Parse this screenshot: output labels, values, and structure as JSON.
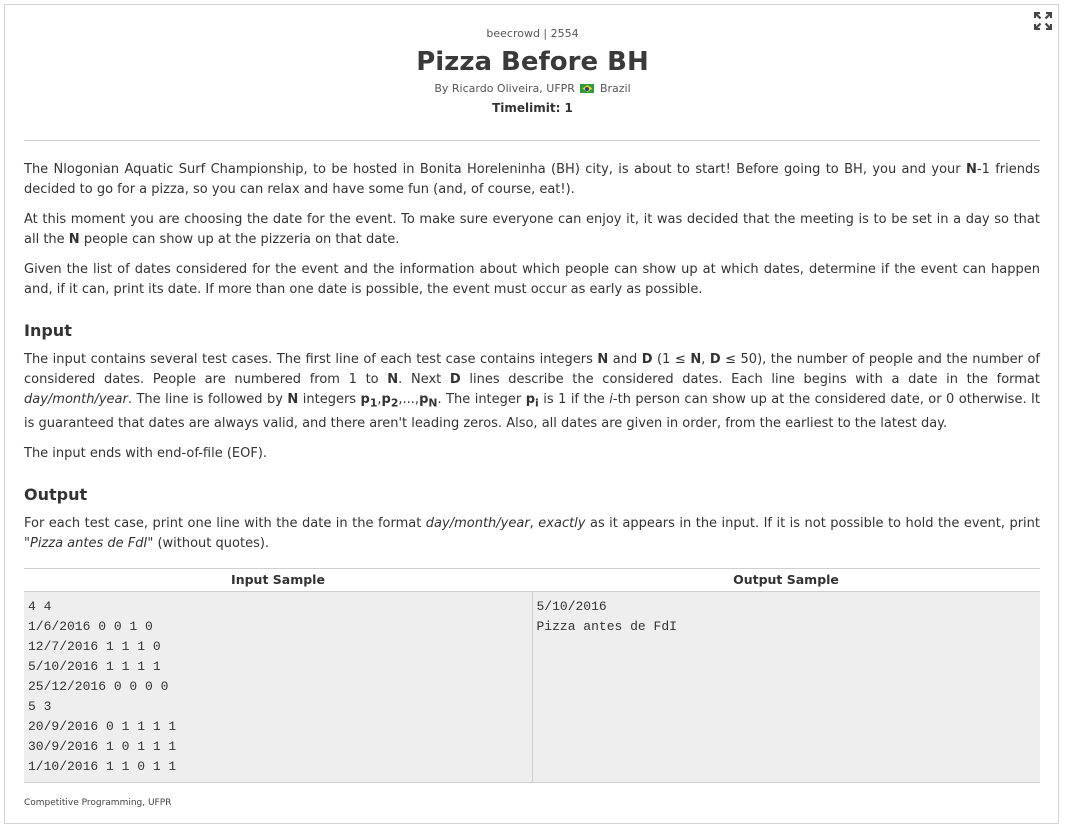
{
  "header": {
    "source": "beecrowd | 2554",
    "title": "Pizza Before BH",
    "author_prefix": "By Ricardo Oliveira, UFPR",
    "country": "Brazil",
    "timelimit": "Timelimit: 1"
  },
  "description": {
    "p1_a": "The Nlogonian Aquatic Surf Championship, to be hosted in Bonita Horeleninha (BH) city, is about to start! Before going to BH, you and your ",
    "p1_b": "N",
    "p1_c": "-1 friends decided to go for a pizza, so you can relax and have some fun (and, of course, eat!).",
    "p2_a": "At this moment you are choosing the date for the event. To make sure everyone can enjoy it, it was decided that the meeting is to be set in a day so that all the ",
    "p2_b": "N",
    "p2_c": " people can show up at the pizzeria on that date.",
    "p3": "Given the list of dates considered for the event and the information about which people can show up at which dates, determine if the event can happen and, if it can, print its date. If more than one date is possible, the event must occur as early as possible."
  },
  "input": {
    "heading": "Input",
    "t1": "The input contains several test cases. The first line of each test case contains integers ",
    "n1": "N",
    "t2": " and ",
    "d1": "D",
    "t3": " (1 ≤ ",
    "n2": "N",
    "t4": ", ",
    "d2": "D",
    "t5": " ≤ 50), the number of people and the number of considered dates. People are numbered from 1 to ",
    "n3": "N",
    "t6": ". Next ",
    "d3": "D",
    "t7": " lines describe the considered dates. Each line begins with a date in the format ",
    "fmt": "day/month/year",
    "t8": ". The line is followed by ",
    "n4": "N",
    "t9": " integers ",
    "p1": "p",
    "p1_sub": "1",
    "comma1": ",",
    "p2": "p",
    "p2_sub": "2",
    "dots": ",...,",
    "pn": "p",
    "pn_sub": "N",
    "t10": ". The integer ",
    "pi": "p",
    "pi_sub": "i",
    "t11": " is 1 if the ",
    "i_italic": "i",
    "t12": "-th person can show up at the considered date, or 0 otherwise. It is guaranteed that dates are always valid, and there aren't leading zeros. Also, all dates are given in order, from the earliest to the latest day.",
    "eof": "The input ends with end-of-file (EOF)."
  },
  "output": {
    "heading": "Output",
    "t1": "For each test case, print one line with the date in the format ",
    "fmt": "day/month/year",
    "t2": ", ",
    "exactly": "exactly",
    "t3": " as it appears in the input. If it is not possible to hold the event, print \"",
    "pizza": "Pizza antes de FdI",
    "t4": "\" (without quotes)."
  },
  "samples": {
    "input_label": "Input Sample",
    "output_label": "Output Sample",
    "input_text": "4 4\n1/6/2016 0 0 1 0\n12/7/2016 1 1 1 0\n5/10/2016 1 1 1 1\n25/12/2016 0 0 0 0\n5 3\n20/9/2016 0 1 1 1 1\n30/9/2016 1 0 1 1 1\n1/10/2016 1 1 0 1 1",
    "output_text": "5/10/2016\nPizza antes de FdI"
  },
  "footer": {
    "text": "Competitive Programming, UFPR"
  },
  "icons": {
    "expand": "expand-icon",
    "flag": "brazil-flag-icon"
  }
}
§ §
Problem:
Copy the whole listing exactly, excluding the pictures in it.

Expected answer:
Parse this screenshot: output labels, values, and structure as JSON.
{
  "header": {
    "source": "beecrowd | 2554",
    "title": "Pizza Before BH",
    "author_prefix": "By Ricardo Oliveira, UFPR",
    "country": "Brazil",
    "timelimit": "Timelimit: 1"
  },
  "description": {
    "p1_a": "The Nlogonian Aquatic Surf Championship, to be hosted in Bonita Horeleninha (BH) city, is about to start! Before going to BH, you and your ",
    "p1_b": "N",
    "p1_c": "-1 friends decided to go for a pizza, so you can relax and have some fun (and, of course, eat!).",
    "p2_a": "At this moment you are choosing the date for the event. To make sure everyone can enjoy it, it was decided that the meeting is to be set in a day so that all the ",
    "p2_b": "N",
    "p2_c": " people can show up at the pizzeria on that date.",
    "p3": "Given the list of dates considered for the event and the information about which people can show up at which dates, determine if the event can happen and, if it can, print its date. If more than one date is possible, the event must occur as early as possible."
  },
  "input": {
    "heading": "Input",
    "t1": "The input contains several test cases. The first line of each test case contains integers ",
    "n1": "N",
    "t2": " and ",
    "d1": "D",
    "t3": " (1 ≤ ",
    "n2": "N",
    "t4": ", ",
    "d2": "D",
    "t5": " ≤ 50), the number of people and the number of considered dates. People are numbered from 1 to ",
    "n3": "N",
    "t6": ". Next ",
    "d3": "D",
    "t7": " lines describe the considered dates. Each line begins with a date in the format ",
    "fmt": "day/month/year",
    "t8": ". The line is followed by ",
    "n4": "N",
    "t9": " integers ",
    "p1": "p",
    "p1_sub": "1",
    "comma1": ",",
    "p2": "p",
    "p2_sub": "2",
    "dots": ",...,",
    "pn": "p",
    "pn_sub": "N",
    "t10": ". The integer ",
    "pi": "p",
    "pi_sub": "i",
    "t11": " is 1 if the ",
    "i_italic": "i",
    "t12": "-th person can show up at the considered date, or 0 otherwise. It is guaranteed that dates are always valid, and there aren't leading zeros. Also, all dates are given in order, from the earliest to the latest day.",
    "eof": "The input ends with end-of-file (EOF)."
  },
  "output": {
    "heading": "Output",
    "t1": "For each test case, print one line with the date in the format ",
    "fmt": "day/month/year",
    "t2": ", ",
    "exactly": "exactly",
    "t3": " as it appears in the input. If it is not possible to hold the event, print \"",
    "pizza": "Pizza antes de FdI",
    "t4": "\" (without quotes)."
  },
  "samples": {
    "input_label": "Input Sample",
    "output_label": "Output Sample",
    "input_text": "4 4\n1/6/2016 0 0 1 0\n12/7/2016 1 1 1 0\n5/10/2016 1 1 1 1\n25/12/2016 0 0 0 0\n5 3\n20/9/2016 0 1 1 1 1\n30/9/2016 1 0 1 1 1\n1/10/2016 1 1 0 1 1",
    "output_text": "5/10/2016\nPizza antes de FdI"
  },
  "footer": {
    "text": "Competitive Programming, UFPR"
  },
  "icons": {
    "expand": "expand-icon",
    "flag": "brazil-flag-icon"
  }
}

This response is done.